"This bike has an auto shut-off when the kickstand goes down before the engine is shut off. Sometimes it can take a little while before you're able to start it again. I'm sorry, I should have mentioned it before you left. Nothing to worry about. But just to be sure, I'm going to ride it back to make sure everything else is alright for you."
She tossed me the keys to her truck. Somehow I managed to catch them with still-trembling fingers before climbing into the driver's seat. What the hell did I think I was doing? Could I really make this happen? I spent the short return trip with my brows furrowed in contemplation. I knew this bike was an outstanding bargain. I would be hard pressed to find a better deal anywhere. Time was running out if I was going to have sufficient practice before The Ride. I felt my resolve start to stiffen during the windy trip up the mountain. My teeth were gritted as I slowed to a stop next to her in the driveway. I got out and we approached each other.
"So what do you think?"
"This is the one."
She folded my entire life savings into her back pocket as we discussed plans for when I could come back to do the title work.
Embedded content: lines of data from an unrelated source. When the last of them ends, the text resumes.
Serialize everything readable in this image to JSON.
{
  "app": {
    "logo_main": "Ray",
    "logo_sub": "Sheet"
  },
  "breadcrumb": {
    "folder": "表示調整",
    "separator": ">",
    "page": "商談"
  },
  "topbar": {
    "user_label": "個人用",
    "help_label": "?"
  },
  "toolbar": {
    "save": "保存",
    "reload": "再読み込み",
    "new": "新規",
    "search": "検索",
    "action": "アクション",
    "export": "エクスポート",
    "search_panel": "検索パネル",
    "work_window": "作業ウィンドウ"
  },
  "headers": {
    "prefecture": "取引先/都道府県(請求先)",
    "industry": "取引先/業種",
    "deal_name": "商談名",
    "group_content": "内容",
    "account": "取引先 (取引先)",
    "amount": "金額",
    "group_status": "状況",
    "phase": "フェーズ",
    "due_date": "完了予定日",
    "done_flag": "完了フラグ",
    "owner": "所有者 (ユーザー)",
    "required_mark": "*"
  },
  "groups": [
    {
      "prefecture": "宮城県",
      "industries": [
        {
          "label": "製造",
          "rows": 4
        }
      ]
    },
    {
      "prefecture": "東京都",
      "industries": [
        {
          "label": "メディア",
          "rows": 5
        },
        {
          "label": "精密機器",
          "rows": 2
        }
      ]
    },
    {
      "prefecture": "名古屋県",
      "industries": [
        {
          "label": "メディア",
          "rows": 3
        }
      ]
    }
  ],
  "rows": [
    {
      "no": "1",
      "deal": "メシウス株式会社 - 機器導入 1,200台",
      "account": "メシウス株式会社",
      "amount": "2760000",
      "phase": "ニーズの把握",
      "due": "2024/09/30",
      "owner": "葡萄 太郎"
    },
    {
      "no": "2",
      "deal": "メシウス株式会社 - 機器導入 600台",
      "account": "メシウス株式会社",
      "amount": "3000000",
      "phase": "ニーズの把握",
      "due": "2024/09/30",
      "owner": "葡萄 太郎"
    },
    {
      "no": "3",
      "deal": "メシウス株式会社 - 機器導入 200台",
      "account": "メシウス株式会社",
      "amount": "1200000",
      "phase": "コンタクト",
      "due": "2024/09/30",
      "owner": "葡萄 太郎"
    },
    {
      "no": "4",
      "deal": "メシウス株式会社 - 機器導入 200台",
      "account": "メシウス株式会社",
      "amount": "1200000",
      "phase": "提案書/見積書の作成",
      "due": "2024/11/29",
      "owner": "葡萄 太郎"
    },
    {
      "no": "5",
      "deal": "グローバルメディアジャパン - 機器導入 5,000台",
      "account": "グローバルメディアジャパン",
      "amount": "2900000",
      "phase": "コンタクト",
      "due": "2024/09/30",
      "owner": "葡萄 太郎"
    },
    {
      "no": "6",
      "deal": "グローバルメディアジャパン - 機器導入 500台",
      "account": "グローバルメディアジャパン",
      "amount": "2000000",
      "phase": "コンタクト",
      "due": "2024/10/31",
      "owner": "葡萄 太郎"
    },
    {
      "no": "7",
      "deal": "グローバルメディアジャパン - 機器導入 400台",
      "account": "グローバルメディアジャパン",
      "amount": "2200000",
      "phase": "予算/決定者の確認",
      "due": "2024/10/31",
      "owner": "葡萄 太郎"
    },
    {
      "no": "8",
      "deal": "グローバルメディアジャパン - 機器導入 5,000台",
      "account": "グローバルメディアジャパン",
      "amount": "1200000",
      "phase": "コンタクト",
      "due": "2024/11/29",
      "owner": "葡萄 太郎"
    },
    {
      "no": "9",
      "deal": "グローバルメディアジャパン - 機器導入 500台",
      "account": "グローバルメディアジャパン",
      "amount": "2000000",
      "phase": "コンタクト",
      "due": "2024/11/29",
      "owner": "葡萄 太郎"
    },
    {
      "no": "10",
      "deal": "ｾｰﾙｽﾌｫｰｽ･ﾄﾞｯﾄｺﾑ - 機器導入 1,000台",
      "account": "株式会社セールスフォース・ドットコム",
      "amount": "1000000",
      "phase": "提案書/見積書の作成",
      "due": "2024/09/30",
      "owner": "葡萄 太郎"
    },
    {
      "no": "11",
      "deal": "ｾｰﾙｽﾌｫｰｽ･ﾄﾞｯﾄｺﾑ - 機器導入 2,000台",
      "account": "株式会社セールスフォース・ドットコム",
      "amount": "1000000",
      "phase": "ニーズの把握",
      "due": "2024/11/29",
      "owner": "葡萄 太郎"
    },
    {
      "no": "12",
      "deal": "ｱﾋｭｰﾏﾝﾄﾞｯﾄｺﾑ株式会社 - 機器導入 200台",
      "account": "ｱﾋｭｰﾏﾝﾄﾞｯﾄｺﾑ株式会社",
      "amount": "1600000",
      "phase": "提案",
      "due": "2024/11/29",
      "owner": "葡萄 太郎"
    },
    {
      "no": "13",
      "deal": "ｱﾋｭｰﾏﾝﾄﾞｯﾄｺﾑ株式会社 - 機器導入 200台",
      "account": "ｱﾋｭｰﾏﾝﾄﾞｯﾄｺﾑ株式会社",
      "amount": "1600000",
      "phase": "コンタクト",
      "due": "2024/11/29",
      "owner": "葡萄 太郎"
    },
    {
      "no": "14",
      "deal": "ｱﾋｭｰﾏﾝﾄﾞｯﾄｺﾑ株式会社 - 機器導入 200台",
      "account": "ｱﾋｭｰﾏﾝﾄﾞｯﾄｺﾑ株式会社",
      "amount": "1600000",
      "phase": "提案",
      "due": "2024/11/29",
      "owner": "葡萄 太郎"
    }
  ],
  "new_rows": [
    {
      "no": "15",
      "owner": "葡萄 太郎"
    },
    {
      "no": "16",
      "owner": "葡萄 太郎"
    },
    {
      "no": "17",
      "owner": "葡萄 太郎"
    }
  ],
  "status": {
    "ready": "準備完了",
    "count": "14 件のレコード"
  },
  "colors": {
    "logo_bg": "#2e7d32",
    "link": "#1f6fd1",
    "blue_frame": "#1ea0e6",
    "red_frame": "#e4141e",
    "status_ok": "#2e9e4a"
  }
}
I felt like I was in a bit of a haze as we hugged goodbye and I dropped into the driver's seat of my car. My best friend, who was taking a picture for snapchat, glanced over at first and then looked at me again with more concern.
"Are you okay? Did you buy it?"
I nodded my head slowly and started the engine. It was too much to explain at that moment. As we pulled away, my heart started racing again, but this time with excitement. I had just bought a motorcycle. It was mine. I was really making this happen. I felt an unfamiliar pride swelling in my chest and one thought shone brightly in my mind:
I am going to do this. We are going to do this.
Where there's a will, there's a way. We have willpower in spades and work to do. To save women and children.
In strength and solidarity, sisters...
We Rise. We Ride. We Rebel.
Love, Joy xx